The data below is to be repeated in full, exactly as given.
***** AVAILABLE RECORDS *****
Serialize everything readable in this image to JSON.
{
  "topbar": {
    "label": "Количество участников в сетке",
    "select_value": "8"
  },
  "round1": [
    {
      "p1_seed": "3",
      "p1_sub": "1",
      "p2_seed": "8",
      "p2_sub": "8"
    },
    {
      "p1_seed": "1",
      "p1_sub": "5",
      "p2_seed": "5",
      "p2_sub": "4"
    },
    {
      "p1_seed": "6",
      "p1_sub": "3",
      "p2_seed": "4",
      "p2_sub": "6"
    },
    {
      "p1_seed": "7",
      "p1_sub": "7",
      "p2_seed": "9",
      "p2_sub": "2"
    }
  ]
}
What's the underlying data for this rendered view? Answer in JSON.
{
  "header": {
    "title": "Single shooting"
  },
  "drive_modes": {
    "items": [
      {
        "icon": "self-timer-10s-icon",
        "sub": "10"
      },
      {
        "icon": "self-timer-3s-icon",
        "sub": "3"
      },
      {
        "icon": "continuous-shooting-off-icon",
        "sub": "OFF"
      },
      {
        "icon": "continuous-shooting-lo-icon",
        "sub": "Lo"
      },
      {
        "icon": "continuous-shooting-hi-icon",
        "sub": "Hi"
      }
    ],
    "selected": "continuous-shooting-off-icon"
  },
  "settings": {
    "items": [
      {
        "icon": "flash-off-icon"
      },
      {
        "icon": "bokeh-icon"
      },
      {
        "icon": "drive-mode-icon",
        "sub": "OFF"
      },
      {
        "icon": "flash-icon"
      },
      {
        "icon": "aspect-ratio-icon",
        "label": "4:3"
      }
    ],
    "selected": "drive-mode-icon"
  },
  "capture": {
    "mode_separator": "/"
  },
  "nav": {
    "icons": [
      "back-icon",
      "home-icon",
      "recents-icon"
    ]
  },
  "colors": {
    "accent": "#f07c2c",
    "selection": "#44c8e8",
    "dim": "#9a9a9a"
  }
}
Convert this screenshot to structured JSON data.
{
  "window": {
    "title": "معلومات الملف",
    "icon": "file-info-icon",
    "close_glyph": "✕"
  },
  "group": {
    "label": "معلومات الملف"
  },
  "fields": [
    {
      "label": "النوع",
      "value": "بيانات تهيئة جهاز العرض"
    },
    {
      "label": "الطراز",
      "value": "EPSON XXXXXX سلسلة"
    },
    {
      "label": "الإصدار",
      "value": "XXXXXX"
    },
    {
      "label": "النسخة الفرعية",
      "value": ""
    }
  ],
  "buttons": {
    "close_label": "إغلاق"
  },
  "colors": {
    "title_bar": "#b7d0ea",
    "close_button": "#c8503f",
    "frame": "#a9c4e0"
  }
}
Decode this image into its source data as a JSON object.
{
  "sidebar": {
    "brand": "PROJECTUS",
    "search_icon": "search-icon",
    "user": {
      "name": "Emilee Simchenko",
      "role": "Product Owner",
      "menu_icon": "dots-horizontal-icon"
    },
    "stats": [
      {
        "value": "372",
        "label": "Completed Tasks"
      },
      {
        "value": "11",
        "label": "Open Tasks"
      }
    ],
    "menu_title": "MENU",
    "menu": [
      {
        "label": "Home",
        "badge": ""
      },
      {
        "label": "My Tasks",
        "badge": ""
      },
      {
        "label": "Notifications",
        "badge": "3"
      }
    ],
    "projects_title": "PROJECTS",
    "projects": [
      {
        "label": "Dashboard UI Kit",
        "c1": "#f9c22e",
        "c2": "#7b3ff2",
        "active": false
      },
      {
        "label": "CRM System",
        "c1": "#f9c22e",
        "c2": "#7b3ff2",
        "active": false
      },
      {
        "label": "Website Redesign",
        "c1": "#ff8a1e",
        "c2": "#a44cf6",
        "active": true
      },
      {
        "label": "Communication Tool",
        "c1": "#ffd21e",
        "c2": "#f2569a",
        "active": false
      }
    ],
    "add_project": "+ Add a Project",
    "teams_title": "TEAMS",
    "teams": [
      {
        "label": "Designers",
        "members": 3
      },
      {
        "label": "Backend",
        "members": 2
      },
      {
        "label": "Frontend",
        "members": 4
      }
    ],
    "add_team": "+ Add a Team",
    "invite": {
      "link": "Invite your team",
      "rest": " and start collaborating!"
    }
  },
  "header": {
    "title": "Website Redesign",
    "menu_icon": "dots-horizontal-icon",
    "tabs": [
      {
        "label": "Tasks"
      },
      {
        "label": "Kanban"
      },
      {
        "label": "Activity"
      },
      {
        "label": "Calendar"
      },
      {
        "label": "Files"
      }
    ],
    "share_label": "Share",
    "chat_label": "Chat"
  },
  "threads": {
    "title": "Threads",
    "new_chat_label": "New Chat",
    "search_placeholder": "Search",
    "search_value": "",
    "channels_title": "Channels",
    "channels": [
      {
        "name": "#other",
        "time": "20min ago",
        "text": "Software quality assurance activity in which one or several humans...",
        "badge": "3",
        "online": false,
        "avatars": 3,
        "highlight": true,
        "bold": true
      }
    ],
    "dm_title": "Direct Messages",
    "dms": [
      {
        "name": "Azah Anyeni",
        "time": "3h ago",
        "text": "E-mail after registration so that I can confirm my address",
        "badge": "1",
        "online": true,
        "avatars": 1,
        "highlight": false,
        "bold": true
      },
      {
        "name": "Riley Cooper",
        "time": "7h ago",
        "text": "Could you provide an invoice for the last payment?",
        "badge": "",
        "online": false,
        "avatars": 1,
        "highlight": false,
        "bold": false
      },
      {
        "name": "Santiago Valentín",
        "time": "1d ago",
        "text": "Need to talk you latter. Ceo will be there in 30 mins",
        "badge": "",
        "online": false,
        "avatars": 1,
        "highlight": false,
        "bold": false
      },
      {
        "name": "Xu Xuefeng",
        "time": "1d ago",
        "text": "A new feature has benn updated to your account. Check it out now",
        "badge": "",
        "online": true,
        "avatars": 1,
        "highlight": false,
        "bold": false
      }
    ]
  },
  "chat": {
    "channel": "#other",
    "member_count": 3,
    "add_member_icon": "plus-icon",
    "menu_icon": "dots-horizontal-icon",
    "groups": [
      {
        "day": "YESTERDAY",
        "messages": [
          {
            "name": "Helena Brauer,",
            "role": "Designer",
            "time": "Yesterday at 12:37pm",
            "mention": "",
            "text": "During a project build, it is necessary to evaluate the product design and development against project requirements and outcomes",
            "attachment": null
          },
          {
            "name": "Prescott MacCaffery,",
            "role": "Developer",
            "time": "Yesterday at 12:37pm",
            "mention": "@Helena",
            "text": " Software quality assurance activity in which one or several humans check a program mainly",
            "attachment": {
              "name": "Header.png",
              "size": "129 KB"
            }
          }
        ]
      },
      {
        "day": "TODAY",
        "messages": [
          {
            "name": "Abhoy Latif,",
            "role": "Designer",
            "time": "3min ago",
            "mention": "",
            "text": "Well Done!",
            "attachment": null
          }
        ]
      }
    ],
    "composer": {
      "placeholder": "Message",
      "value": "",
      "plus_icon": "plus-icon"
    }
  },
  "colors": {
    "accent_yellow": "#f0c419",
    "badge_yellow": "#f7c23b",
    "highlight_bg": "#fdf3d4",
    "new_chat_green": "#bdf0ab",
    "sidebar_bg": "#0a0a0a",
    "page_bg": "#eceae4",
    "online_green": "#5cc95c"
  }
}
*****
* FINISHED EXERCISE *
Serialize everything readable in this image to JSON.
{
  "topbar": {
    "label": "Количество участников в сетке",
    "select_value": "8"
  },
  "round1": [
    {
      "p1_seed": "3",
      "p1_sub": "1",
      "p2_seed": "8",
      "p2_sub": "8"
    },
    {
      "p1_seed": "1",
      "p1_sub": "5",
      "p2_seed": "5",
      "p2_sub": "4"
    },
    {
      "p1_seed": "6",
      "p1_sub": "3",
      "p2_seed": "4",
      "p2_sub": "6"
    },
    {
      "p1_seed": "7",
      "p1_sub": "7",
      "p2_seed": "9",
      "p2_sub": "2"
    }
  ]
}
What's the underlying data for this rendered view? Answer in JSON.
{
  "header": {
    "title": "Single shooting"
  },
  "drive_modes": {
    "items": [
      {
        "icon": "self-timer-10s-icon",
        "sub": "10"
      },
      {
        "icon": "self-timer-3s-icon",
        "sub": "3"
      },
      {
        "icon": "continuous-shooting-off-icon",
        "sub": "OFF"
      },
      {
        "icon": "continuous-shooting-lo-icon",
        "sub": "Lo"
      },
      {
        "icon": "continuous-shooting-hi-icon",
        "sub": "Hi"
      }
    ],
    "selected": "continuous-shooting-off-icon"
  },
  "settings": {
    "items": [
      {
        "icon": "flash-off-icon"
      },
      {
        "icon": "bokeh-icon"
      },
      {
        "icon": "drive-mode-icon",
        "sub": "OFF"
      },
      {
        "icon": "flash-icon"
      },
      {
        "icon": "aspect-ratio-icon",
        "label": "4:3"
      }
    ],
    "selected": "drive-mode-icon"
  },
  "capture": {
    "mode_separator": "/"
  },
  "nav": {
    "icons": [
      "back-icon",
      "home-icon",
      "recents-icon"
    ]
  },
  "colors": {
    "accent": "#f07c2c",
    "selection": "#44c8e8",
    "dim": "#9a9a9a"
  }
}
Convert this screenshot to structured JSON data.
{
  "window": {
    "title": "معلومات الملف",
    "icon": "file-info-icon",
    "close_glyph": "✕"
  },
  "group": {
    "label": "معلومات الملف"
  },
  "fields": [
    {
      "label": "النوع",
      "value": "بيانات تهيئة جهاز العرض"
    },
    {
      "label": "الطراز",
      "value": "EPSON XXXXXX سلسلة"
    },
    {
      "label": "الإصدار",
      "value": "XXXXXX"
    },
    {
      "label": "النسخة الفرعية",
      "value": ""
    }
  ],
  "buttons": {
    "close_label": "إغلاق"
  },
  "colors": {
    "title_bar": "#b7d0ea",
    "close_button": "#c8503f",
    "frame": "#a9c4e0"
  }
}
Decode this image into its source data as a JSON object.
{
  "sidebar": {
    "brand": "PROJECTUS",
    "search_icon": "search-icon",
    "user": {
      "name": "Emilee Simchenko",
      "role": "Product Owner",
      "menu_icon": "dots-horizontal-icon"
    },
    "stats": [
      {
        "value": "372",
        "label": "Completed Tasks"
      },
      {
        "value": "11",
        "label": "Open Tasks"
      }
    ],
    "menu_title": "MENU",
    "menu": [
      {
        "label": "Home",
        "badge": ""
      },
      {
        "label": "My Tasks",
        "badge": ""
      },
      {
        "label": "Notifications",
        "badge": "3"
      }
    ],
    "projects_title": "PROJECTS",
    "projects": [
      {
        "label": "Dashboard UI Kit",
        "c1": "#f9c22e",
        "c2": "#7b3ff2",
        "active": false
      },
      {
        "label": "CRM System",
        "c1": "#f9c22e",
        "c2": "#7b3ff2",
        "active": false
      },
      {
        "label": "Website Redesign",
        "c1": "#ff8a1e",
        "c2": "#a44cf6",
        "active": true
      },
      {
        "label": "Communication Tool",
        "c1": "#ffd21e",
        "c2": "#f2569a",
        "active": false
      }
    ],
    "add_project": "+ Add a Project",
    "teams_title": "TEAMS",
    "teams": [
      {
        "label": "Designers",
        "members": 3
      },
      {
        "label": "Backend",
        "members": 2
      },
      {
        "label": "Frontend",
        "members": 4
      }
    ],
    "add_team": "+ Add a Team",
    "invite": {
      "link": "Invite your team",
      "rest": " and start collaborating!"
    }
  },
  "header": {
    "title": "Website Redesign",
    "menu_icon": "dots-horizontal-icon",
    "tabs": [
      {
        "label": "Tasks"
      },
      {
        "label": "Kanban"
      },
      {
        "label": "Activity"
      },
      {
        "label": "Calendar"
      },
      {
        "label": "Files"
      }
    ],
    "share_label": "Share",
    "chat_label": "Chat"
  },
  "threads": {
    "title": "Threads",
    "new_chat_label": "New Chat",
    "search_placeholder": "Search",
    "search_value": "",
    "channels_title": "Channels",
    "channels": [
      {
        "name": "#other",
        "time": "20min ago",
        "text": "Software quality assurance activity in which one or several humans...",
        "badge": "3",
        "online": false,
        "avatars": 3,
        "highlight": true,
        "bold": true
      }
    ],
    "dm_title": "Direct Messages",
    "dms": [
      {
        "name": "Azah Anyeni",
        "time": "3h ago",
        "text": "E-mail after registration so that I can confirm my address",
        "badge": "1",
        "online": true,
        "avatars": 1,
        "highlight": false,
        "bold": true
      },
      {
        "name": "Riley Cooper",
        "time": "7h ago",
        "text": "Could you provide an invoice for the last payment?",
        "badge": "",
        "online": false,
        "avatars": 1,
        "highlight": false,
        "bold": false
      },
      {
        "name": "Santiago Valentín",
        "time": "1d ago",
        "text": "Need to talk you latter. Ceo will be there in 30 mins",
        "badge": "",
        "online": false,
        "avatars": 1,
        "highlight": false,
        "bold": false
      },
      {
        "name": "Xu Xuefeng",
        "time": "1d ago",
        "text": "A new feature has benn updated to your account. Check it out now",
        "badge": "",
        "online": true,
        "avatars": 1,
        "highlight": false,
        "bold": false
      }
    ]
  },
  "chat": {
    "channel": "#other",
    "member_count": 3,
    "add_member_icon": "plus-icon",
    "menu_icon": "dots-horizontal-icon",
    "groups": [
      {
        "day": "YESTERDAY",
        "messages": [
          {
            "name": "Helena Brauer,",
            "role": "Designer",
            "time": "Yesterday at 12:37pm",
            "mention": "",
            "text": "During a project build, it is necessary to evaluate the product design and development against project requirements and outcomes",
            "attachment": null
          },
          {
            "name": "Prescott MacCaffery,",
            "role": "Developer",
            "time": "Yesterday at 12:37pm",
            "mention": "@Helena",
            "text": " Software quality assurance activity in which one or several humans check a program mainly",
            "attachment": {
              "name": "Header.png",
              "size": "129 KB"
            }
          }
        ]
      },
      {
        "day": "TODAY",
        "messages": [
          {
            "name": "Abhoy Latif,",
            "role": "Designer",
            "time": "3min ago",
            "mention": "",
            "text": "Well Done!",
            "attachment": null
          }
        ]
      }
    ],
    "composer": {
      "placeholder": "Message",
      "value": "",
      "plus_icon": "plus-icon"
    }
  },
  "colors": {
    "accent_yellow": "#f0c419",
    "badge_yellow": "#f7c23b",
    "highlight_bg": "#fdf3d4",
    "new_chat_green": "#bdf0ab",
    "sidebar_bg": "#0a0a0a",
    "page_bg": "#eceae4",
    "online_green": "#5cc95c"
  }
}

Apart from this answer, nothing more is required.